__EXERCISE OBJECTIVE__:
A word-for-word repetition of the records beneath this task is the expected answer.

◇ ◇ ◇

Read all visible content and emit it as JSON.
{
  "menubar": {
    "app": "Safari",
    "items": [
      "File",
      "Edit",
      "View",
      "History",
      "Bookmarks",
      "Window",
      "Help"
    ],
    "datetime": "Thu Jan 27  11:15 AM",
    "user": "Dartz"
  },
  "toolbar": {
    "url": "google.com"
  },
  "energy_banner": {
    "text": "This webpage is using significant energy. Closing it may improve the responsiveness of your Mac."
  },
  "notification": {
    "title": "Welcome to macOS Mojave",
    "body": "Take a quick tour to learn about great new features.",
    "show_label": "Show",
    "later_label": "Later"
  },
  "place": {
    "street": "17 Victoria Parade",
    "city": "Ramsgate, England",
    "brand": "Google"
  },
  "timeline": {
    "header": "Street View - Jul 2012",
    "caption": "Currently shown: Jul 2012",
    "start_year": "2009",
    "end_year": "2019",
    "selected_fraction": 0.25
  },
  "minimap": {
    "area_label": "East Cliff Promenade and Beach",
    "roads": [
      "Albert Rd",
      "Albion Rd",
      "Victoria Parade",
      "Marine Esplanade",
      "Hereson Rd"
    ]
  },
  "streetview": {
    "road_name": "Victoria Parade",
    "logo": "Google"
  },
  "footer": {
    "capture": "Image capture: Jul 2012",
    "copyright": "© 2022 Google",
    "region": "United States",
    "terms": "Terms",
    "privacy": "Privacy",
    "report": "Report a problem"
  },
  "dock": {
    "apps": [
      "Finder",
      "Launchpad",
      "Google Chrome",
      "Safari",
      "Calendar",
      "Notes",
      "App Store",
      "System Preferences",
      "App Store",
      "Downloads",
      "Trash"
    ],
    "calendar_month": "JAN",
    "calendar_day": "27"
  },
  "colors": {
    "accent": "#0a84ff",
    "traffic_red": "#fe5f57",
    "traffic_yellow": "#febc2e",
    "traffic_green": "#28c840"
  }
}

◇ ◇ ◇

__RESPONSE TO THE EXERCISE__:
Read all visible content and emit it as JSON.
{
  "menubar": {
    "app": "Safari",
    "items": [
      "File",
      "Edit",
      "View",
      "History",
      "Bookmarks",
      "Window",
      "Help"
    ],
    "datetime": "Thu Jan 27  11:15 AM",
    "user": "Dartz"
  },
  "toolbar": {
    "url": "google.com"
  },
  "energy_banner": {
    "text": "This webpage is using significant energy. Closing it may improve the responsiveness of your Mac."
  },
  "notification": {
    "title": "Welcome to macOS Mojave",
    "body": "Take a quick tour to learn about great new features.",
    "show_label": "Show",
    "later_label": "Later"
  },
  "place": {
    "street": "17 Victoria Parade",
    "city": "Ramsgate, England",
    "brand": "Google"
  },
  "timeline": {
    "header": "Street View - Jul 2012",
    "caption": "Currently shown: Jul 2012",
    "start_year": "2009",
    "end_year": "2019",
    "selected_fraction": 0.25
  },
  "minimap": {
    "area_label": "East Cliff Promenade and Beach",
    "roads": [
      "Albert Rd",
      "Albion Rd",
      "Victoria Parade",
      "Marine Esplanade",
      "Hereson Rd"
    ]
  },
  "streetview": {
    "road_name": "Victoria Parade",
    "logo": "Google"
  },
  "footer": {
    "capture": "Image capture: Jul 2012",
    "copyright": "© 2022 Google",
    "region": "United States",
    "terms": "Terms",
    "privacy": "Privacy",
    "report": "Report a problem"
  },
  "dock": {
    "apps": [
      "Finder",
      "Launchpad",
      "Google Chrome",
      "Safari",
      "Calendar",
      "Notes",
      "App Store",
      "System Preferences",
      "App Store",
      "Downloads",
      "Trash"
    ],
    "calendar_month": "JAN",
    "calendar_day": "27"
  },
  "colors": {
    "accent": "#0a84ff",
    "traffic_red": "#fe5f57",
    "traffic_yellow": "#febc2e",
    "traffic_green": "#28c840"
  }
}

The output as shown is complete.